## ACTIVITY
Could you retype the whole listing, word for word?

━━━

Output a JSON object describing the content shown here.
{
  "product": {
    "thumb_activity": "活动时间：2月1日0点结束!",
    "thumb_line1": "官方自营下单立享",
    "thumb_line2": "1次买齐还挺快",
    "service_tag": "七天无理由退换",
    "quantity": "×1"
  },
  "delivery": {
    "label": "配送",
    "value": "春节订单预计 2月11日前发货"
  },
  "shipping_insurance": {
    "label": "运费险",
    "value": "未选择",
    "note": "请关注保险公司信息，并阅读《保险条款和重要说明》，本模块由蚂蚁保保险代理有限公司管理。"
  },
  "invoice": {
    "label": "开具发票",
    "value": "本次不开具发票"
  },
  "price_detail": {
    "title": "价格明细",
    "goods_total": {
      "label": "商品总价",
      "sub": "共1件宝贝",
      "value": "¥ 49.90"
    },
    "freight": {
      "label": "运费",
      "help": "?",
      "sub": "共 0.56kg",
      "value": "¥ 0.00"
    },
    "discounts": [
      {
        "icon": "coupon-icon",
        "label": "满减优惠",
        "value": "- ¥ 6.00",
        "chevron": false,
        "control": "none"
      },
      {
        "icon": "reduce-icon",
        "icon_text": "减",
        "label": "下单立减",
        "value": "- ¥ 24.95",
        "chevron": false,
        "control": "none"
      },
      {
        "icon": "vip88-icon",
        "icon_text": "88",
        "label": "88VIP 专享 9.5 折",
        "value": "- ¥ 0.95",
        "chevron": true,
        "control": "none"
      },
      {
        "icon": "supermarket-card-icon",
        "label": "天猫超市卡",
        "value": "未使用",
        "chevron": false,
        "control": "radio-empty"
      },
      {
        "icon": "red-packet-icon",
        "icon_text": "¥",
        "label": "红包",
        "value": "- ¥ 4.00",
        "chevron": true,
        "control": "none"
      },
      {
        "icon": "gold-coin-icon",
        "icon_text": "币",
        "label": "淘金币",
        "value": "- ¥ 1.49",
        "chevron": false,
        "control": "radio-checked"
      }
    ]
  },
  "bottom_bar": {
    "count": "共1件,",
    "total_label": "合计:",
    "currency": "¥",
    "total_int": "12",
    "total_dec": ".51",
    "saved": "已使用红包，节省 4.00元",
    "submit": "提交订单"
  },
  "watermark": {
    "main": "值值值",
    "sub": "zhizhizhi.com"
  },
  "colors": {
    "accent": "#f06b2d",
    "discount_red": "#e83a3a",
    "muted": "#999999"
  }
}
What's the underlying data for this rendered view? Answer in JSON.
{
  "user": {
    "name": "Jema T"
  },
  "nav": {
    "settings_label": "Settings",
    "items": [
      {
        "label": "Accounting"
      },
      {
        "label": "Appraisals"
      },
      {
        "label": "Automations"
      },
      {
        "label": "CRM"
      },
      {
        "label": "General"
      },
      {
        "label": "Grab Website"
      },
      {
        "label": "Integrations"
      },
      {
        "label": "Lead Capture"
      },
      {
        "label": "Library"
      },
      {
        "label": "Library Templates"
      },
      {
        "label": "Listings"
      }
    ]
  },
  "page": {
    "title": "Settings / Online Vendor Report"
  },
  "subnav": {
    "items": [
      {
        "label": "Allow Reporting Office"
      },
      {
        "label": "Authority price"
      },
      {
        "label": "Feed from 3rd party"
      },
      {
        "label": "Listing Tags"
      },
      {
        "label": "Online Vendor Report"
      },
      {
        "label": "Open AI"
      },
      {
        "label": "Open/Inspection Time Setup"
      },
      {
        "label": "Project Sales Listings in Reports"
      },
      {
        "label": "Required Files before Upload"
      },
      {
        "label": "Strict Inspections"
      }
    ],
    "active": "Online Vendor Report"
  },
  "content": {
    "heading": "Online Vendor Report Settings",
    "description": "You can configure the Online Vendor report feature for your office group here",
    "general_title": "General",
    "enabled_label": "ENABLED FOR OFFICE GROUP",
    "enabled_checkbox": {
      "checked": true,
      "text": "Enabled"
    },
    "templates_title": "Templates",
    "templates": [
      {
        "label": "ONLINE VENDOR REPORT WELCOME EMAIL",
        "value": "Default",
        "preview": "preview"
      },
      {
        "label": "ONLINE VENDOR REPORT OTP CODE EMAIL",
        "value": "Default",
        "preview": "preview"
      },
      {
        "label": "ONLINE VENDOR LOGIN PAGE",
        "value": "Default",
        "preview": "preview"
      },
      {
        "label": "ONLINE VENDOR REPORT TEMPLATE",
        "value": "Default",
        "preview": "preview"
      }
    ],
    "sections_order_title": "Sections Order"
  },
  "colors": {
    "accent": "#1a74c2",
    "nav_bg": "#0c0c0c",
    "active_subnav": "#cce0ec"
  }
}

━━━

## ANSWER SECTION
Output a JSON object describing the content shown here.
{
  "product": {
    "thumb_activity": "活动时间：2月1日0点结束!",
    "thumb_line1": "官方自营下单立享",
    "thumb_line2": "1次买齐还挺快",
    "service_tag": "七天无理由退换",
    "quantity": "×1"
  },
  "delivery": {
    "label": "配送",
    "value": "春节订单预计 2月11日前发货"
  },
  "shipping_insurance": {
    "label": "运费险",
    "value": "未选择",
    "note": "请关注保险公司信息，并阅读《保险条款和重要说明》，本模块由蚂蚁保保险代理有限公司管理。"
  },
  "invoice": {
    "label": "开具发票",
    "value": "本次不开具发票"
  },
  "price_detail": {
    "title": "价格明细",
    "goods_total": {
      "label": "商品总价",
      "sub": "共1件宝贝",
      "value": "¥ 49.90"
    },
    "freight": {
      "label": "运费",
      "help": "?",
      "sub": "共 0.56kg",
      "value": "¥ 0.00"
    },
    "discounts": [
      {
        "icon": "coupon-icon",
        "label": "满减优惠",
        "value": "- ¥ 6.00",
        "chevron": false,
        "control": "none"
      },
      {
        "icon": "reduce-icon",
        "icon_text": "减",
        "label": "下单立减",
        "value": "- ¥ 24.95",
        "chevron": false,
        "control": "none"
      },
      {
        "icon": "vip88-icon",
        "icon_text": "88",
        "label": "88VIP 专享 9.5 折",
        "value": "- ¥ 0.95",
        "chevron": true,
        "control": "none"
      },
      {
        "icon": "supermarket-card-icon",
        "label": "天猫超市卡",
        "value": "未使用",
        "chevron": false,
        "control": "radio-empty"
      },
      {
        "icon": "red-packet-icon",
        "icon_text": "¥",
        "label": "红包",
        "value": "- ¥ 4.00",
        "chevron": true,
        "control": "none"
      },
      {
        "icon": "gold-coin-icon",
        "icon_text": "币",
        "label": "淘金币",
        "value": "- ¥ 1.49",
        "chevron": false,
        "control": "radio-checked"
      }
    ]
  },
  "bottom_bar": {
    "count": "共1件,",
    "total_label": "合计:",
    "currency": "¥",
    "total_int": "12",
    "total_dec": ".51",
    "saved": "已使用红包，节省 4.00元",
    "submit": "提交订单"
  },
  "watermark": {
    "main": "值值值",
    "sub": "zhizhizhi.com"
  },
  "colors": {
    "accent": "#f06b2d",
    "discount_red": "#e83a3a",
    "muted": "#999999"
  }
}
What's the underlying data for this rendered view? Answer in JSON.
{
  "user": {
    "name": "Jema T"
  },
  "nav": {
    "settings_label": "Settings",
    "items": [
      {
        "label": "Accounting"
      },
      {
        "label": "Appraisals"
      },
      {
        "label": "Automations"
      },
      {
        "label": "CRM"
      },
      {
        "label": "General"
      },
      {
        "label": "Grab Website"
      },
      {
        "label": "Integrations"
      },
      {
        "label": "Lead Capture"
      },
      {
        "label": "Library"
      },
      {
        "label": "Library Templates"
      },
      {
        "label": "Listings"
      }
    ]
  },
  "page": {
    "title": "Settings / Online Vendor Report"
  },
  "subnav": {
    "items": [
      {
        "label": "Allow Reporting Office"
      },
      {
        "label": "Authority price"
      },
      {
        "label": "Feed from 3rd party"
      },
      {
        "label": "Listing Tags"
      },
      {
        "label": "Online Vendor Report"
      },
      {
        "label": "Open AI"
      },
      {
        "label": "Open/Inspection Time Setup"
      },
      {
        "label": "Project Sales Listings in Reports"
      },
      {
        "label": "Required Files before Upload"
      },
      {
        "label": "Strict Inspections"
      }
    ],
    "active": "Online Vendor Report"
  },
  "content": {
    "heading": "Online Vendor Report Settings",
    "description": "You can configure the Online Vendor report feature for your office group here",
    "general_title": "General",
    "enabled_label": "ENABLED FOR OFFICE GROUP",
    "enabled_checkbox": {
      "checked": true,
      "text": "Enabled"
    },
    "templates_title": "Templates",
    "templates": [
      {
        "label": "ONLINE VENDOR REPORT WELCOME EMAIL",
        "value": "Default",
        "preview": "preview"
      },
      {
        "label": "ONLINE VENDOR REPORT OTP CODE EMAIL",
        "value": "Default",
        "preview": "preview"
      },
      {
        "label": "ONLINE VENDOR LOGIN PAGE",
        "value": "Default",
        "preview": "preview"
      },
      {
        "label": "ONLINE VENDOR REPORT TEMPLATE",
        "value": "Default",
        "preview": "preview"
      }
    ],
    "sections_order_title": "Sections Order"
  },
  "colors": {
    "accent": "#1a74c2",
    "nav_bg": "#0c0c0c",
    "active_subnav": "#cce0ec"
  }
}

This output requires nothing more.